▶ Work order
Check every line in the listing below for "subtitle". Copy the ones where it occurs.

▶ Extracted information
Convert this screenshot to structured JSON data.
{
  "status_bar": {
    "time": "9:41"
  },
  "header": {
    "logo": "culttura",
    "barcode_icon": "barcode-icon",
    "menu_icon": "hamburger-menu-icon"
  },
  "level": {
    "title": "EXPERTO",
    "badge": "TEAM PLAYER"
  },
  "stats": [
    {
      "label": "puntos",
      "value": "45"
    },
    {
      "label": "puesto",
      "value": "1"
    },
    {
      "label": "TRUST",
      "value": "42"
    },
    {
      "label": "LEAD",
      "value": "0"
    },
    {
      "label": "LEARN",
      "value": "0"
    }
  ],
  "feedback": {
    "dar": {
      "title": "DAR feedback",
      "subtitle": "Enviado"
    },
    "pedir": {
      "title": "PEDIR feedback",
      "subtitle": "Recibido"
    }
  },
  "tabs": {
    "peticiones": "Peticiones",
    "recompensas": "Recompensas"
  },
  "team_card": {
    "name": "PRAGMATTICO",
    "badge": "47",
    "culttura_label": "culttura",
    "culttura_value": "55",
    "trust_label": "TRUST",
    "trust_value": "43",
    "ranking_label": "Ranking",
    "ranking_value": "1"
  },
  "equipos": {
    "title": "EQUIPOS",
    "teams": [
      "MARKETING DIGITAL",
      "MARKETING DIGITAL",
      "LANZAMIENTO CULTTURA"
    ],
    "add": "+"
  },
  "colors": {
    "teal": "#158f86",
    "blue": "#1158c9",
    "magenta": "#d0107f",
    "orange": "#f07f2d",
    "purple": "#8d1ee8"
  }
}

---

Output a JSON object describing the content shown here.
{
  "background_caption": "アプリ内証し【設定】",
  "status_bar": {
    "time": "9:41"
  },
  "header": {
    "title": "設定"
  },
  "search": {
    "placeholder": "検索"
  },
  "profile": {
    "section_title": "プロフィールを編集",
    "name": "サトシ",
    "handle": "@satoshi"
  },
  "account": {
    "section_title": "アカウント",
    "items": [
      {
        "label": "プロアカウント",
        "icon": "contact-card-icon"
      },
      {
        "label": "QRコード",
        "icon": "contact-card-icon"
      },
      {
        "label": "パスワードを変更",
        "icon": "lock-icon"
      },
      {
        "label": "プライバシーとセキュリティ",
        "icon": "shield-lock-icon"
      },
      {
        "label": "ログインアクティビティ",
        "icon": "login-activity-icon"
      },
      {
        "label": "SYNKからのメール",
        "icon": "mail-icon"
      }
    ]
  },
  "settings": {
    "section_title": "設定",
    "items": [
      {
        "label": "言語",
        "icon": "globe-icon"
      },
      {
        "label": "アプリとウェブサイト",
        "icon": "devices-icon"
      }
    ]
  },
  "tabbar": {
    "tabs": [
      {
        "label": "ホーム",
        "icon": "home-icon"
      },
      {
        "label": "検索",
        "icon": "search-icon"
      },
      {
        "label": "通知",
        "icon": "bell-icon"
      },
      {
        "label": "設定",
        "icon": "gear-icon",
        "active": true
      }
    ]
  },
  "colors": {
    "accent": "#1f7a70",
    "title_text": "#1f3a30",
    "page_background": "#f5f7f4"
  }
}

▶ Response area
      "subtitle": "Enviado"
      "subtitle": "Recibido"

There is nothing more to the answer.